The NBA playoffs are a time of excitement and anticipation for basketball fans everywhere. For the Los Angeles Lakers and Sacramento Kings, their playoff runs have proved to be extremely lucrative for their home court, the newly renamed Crypto.com Arena.
Located in downtown Los Angeles, Crypto.com Arena has played host to some of the most exciting moments in NBA history. From Kobe Bryant’s 81-point game to the Lakers’ back-to-back championships in 2009 and 2010, the arena has seen some of the most dominant teams in NBA history.
However, it is the success of the Lakers and Kings in the playoffs that has proven to be especially lucrative for the arena. This is because playoff games bring in larger crowds and generate more revenue than regular season games, and this is especially true when two local teams are competing against each other.
The Lakers have long been one of the most successful and popular teams in the NBA, and their playoff runs have been a major draw for fans. This year, the Lakers were matched up against the Phoenix Suns in the first round of the playoffs. Despite being without superstar player LeBron James for much of the series due to injury, the Lakers were able to sell out all three of their home games at Crypto.com Arena.
The Kings, although not quite as successful as the Lakers historically, have still managed to make a deep playoff run this year. They were matched up against the Memphis Grizzlies in the first round, and managed to win the series in five games. This success has generated a lot of interest and excitement among Kings fans, and has also helped to boost attendance and revenue at Crypto.com Arena.
Of course, this is not the first time that Crypto.com Arena has enjoyed a boost in revenue from playoff games. In the 2002 NBA playoffs, the Lakers faced off against the Kings in what would become one of the most memorable playoff series in NBA history. The series was hotly contested, with the Kings winning the first two games at home before the Lakers stormed back to win the next three games.
Game six of the series, which was played at Crypto.com Arena, was the subject of controversy due to some questionable officiating that went in favor of the Lakers. Despite this, the Lakers were able to hold on for a 106-102 win, which propelled them to another NBA championship.
The success of the Lakers and Kings in the playoffs has not only been good for Crypto.com Arena, but for the city of Los Angeles as a whole. When local teams are successful in the playoffs, it generates excitement and pride among fans, which can translate into increased spending at local businesses and attractions.
This year, with both the Lakers and Kings making deep playoff runs, the city of Los Angeles has a lot to be excited about. Fans are flocking to Crypto.com Arena to cheer on their teams, and local businesses are benefiting from the increased foot traffic and spending.
Overall, the success of the Lakers and Kings in the playoffs has been a major boon for Crypto.com Arena. The increased revenue generated from playoff games helps to offset the cost of running the arena, and also provides a boost to the local economy. As long as these teams continue to be successful in the playoffs, Crypto.com Arena can look forward to many more lucrative playoff runs in the years to come.

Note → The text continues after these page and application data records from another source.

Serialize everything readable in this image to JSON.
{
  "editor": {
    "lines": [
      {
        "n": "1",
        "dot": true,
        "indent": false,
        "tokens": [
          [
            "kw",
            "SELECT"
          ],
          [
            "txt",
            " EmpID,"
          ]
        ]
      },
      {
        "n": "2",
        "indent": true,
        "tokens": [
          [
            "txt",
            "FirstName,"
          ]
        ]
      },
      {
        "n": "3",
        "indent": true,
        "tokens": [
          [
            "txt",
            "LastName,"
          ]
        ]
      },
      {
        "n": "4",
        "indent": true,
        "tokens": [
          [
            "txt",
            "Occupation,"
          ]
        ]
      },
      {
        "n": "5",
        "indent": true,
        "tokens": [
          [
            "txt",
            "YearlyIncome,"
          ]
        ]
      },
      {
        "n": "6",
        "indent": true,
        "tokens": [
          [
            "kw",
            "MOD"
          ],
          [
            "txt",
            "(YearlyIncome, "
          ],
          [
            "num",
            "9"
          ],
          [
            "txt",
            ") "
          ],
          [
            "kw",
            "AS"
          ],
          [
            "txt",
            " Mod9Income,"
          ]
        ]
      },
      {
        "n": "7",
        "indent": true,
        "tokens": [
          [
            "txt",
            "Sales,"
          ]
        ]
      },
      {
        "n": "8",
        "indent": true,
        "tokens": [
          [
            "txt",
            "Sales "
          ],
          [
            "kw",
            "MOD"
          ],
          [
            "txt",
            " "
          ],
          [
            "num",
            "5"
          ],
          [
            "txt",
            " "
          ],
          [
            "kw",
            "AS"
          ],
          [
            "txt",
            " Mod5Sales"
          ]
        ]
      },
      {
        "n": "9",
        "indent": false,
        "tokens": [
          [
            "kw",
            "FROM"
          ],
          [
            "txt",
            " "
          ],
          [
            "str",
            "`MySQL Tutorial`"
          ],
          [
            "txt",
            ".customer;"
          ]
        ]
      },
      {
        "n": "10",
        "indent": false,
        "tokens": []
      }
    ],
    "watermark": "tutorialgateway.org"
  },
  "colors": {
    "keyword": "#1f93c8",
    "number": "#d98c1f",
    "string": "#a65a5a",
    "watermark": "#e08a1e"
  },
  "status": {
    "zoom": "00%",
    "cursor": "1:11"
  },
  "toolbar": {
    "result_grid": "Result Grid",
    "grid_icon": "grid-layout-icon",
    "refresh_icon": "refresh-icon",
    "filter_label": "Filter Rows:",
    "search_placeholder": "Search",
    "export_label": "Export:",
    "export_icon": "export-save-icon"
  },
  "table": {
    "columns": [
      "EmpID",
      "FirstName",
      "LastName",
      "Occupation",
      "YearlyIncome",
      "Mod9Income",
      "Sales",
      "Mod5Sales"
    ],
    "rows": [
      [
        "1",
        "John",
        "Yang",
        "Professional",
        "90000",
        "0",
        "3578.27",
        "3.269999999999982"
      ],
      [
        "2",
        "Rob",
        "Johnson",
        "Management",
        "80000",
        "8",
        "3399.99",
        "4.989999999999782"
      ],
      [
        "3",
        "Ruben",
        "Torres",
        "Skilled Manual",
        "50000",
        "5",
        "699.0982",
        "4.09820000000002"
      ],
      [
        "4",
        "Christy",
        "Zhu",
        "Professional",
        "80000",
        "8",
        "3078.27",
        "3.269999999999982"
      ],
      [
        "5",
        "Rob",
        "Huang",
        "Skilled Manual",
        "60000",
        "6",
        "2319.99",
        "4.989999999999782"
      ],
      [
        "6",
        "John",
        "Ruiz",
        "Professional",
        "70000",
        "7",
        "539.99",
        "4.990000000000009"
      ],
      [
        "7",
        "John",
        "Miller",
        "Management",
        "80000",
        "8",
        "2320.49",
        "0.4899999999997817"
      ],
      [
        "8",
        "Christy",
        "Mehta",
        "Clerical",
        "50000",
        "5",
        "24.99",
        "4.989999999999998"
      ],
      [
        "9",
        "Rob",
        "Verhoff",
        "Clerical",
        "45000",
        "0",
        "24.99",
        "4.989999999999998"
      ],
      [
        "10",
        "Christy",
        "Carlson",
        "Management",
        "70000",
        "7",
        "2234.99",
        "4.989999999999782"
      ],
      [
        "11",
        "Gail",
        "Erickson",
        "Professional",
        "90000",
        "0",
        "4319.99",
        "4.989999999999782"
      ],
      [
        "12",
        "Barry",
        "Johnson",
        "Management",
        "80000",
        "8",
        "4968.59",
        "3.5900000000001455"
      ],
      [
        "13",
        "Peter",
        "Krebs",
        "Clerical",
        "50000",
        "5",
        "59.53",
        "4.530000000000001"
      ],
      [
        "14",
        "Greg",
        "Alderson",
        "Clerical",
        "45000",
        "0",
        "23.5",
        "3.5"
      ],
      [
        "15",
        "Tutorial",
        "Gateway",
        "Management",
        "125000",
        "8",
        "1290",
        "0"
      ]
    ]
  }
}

The NBA and NHL playoffs have been a lucrative opportunity for AEG, the owner of Los Angeles’ Crypto.com Arena, which has hosted postseason runs from all three tenants, the Lakers and Clippers of the NBA and the Kings of the NHL.
The premium seating sales team at Crypto.com Arena secured $5 million in contractually obligated income over six playoff games and five nights, drawing a total of 120,000 attendees during this multi-sport playoff run. Additionally, the Southern California music festivals Coachella and Stagecoach are operated by AEG, bringing in more business for the company.
The company was able to secure new sponsorship sales in addition to leveraging the influx of activity across industries. Over 150 brands were able to partner with AEG, with Coachella activations with companies like Adidas, YouTube, and Heineken. The L.A. Galaxy, also owned by AEG, reached 96% of its 2023 revenue goal, despite a lackluster on-field performance this season.
AEG’s COO, Nick Baker, said that three years after COVID-19 shut down sports, the live events industry has surpassed pre-pandemic levels. The company has done deals that exceed $160 million in contractually obligated income in a 48-hour span.
Since Crypto.com paid $700 million for naming rights to the arena formerly known as Staples Center, the market has seen a painful “crypto winter.” Amid skepticism from some corners about the sustainability of its business, Crypto.com is committed to its long-term plans for the arena. A nine-figure renovation project was announced last August and the company is “95% finished” adding permanent signage to the building.
The Lakers host the Memphis Grizzlies for Game 6 of their first-round playoff series at Crypto.com Arena on Friday, while the Kings will do the same against the Edmonton Oilers the following night. With the live events industry surpassing pre-pandemic levels, AEG and Crypto.com are poised to continue to benefit from their investment in the arena.